The caring side.
When girls get too drunk and the others, often near strangers, dress them and ensures they will be home safely at the end of the night. When someone collapses in a heap of giggles on the floor because someone points out that she’s squiffy and can’t walk in her 8 inch heels and the rest of the dancers hoik her up,do her shoes and laugh with her. When you go into work upset and realise very quickly that there’s no way you’ll reach the end of the night in a bad mood, these women have your back, they’ll pick you up, make you laugh, carry you, remind you all that’s good in life.
You can’t be miserable here. It isn’t allowed.
The lifelong friendships based on serious mutual understanding. The babysitting, money lending, exchanges of clothes, someone forgetting something and knowing it doesn’t matter, someone will have some. The lifts home, the love, the cuddles, the crying and the tiny stripper having a muscular one threaten to take a customer out if he dares ignore the formers requests to not do whatever he’s doing, one more time. The support, the rapports and the wiser older dances letting others know they’re not in the right relationship, they deserve better, they’re beautiful, they’re intelligent and they can excel in life. The driving across the country to work somewhere new and sleeping in your car until It’s daylight. This culture deserves more understanding because it has so much beauty, but paradoxically, if it did have, it wouldn’t work.
Meeting my partner
I met my other half when I worked in a place unlike any other in a small town I’d never heard of until someone recommended it to me as somewhere where the money was good.
She started on a winter night behind the bar. I learned of her gardening skills and employed her. I drove her home and discovered it was difficult getting her out of the car, because I wanted her to stay in it, She was butch as ken, spoke like a gruff middle aged man and smoked like a chimney. She was rough, and I wanted her.
Being only attracted to butch is probably a blessing as a stripper. Had I been attracted to femmes and constantly surrounded by some of the most stunning women I’d ever seen, I’d have probably had some sort of permanent wide-on condition by now.
After a few too many wines I beckoned her over with my index digit and said ‘Hey I just made you come with my finger’.
And then we’d spend many an hour in her small shared house bedroom, eating junk, supping wine and vodka and having endless sex. I was a posh bisnich with high standards, a Master’s degree, rental properties and a subscription to ‘National Geographic’. I’d not experience this level of slumming it before, and the nihilistic aspect of it and the fact we were cocooned in this little space together with nobody bothering us, felt amazing.

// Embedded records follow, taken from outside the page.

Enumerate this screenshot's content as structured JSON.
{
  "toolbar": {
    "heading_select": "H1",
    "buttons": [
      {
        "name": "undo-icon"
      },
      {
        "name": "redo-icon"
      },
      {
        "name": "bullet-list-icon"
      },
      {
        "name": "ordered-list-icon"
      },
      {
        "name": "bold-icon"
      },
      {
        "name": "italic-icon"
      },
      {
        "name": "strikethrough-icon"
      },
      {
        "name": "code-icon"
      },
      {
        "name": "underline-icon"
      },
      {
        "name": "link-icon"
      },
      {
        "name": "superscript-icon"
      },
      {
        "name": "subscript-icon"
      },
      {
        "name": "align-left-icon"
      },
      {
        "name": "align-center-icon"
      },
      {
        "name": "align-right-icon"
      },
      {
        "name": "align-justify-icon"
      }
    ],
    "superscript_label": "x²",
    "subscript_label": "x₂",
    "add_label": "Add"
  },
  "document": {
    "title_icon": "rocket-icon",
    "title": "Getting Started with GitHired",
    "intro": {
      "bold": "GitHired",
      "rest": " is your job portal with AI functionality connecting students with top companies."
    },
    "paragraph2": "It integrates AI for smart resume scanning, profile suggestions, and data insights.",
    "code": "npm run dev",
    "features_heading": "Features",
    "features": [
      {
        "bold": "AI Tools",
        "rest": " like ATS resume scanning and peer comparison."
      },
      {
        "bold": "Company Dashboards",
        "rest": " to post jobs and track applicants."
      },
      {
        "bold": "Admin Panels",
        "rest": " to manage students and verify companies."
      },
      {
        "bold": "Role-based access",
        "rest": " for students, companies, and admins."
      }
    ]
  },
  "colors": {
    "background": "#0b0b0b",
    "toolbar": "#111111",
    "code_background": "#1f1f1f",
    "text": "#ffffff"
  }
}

She enhanced my strip club experience as we were together while both working, her on the bar me as a dancer. She made me feel safe and special and I was a clutch to her as I felt supported there. My earnings went down as I felt uncomfortable hustling in front of her. I’d be in a complicated move on the pole and catch her winking at me and have to remember what gravity does, the hard way..
Ain’t love grand.
I could write a book (see above) with the experiences I’ve had. But for now, women please at least once in your life, exercise the right to say the sentence ‘Fuck off, I wear heels bigger than your dick’.
*I’ve never done drugs.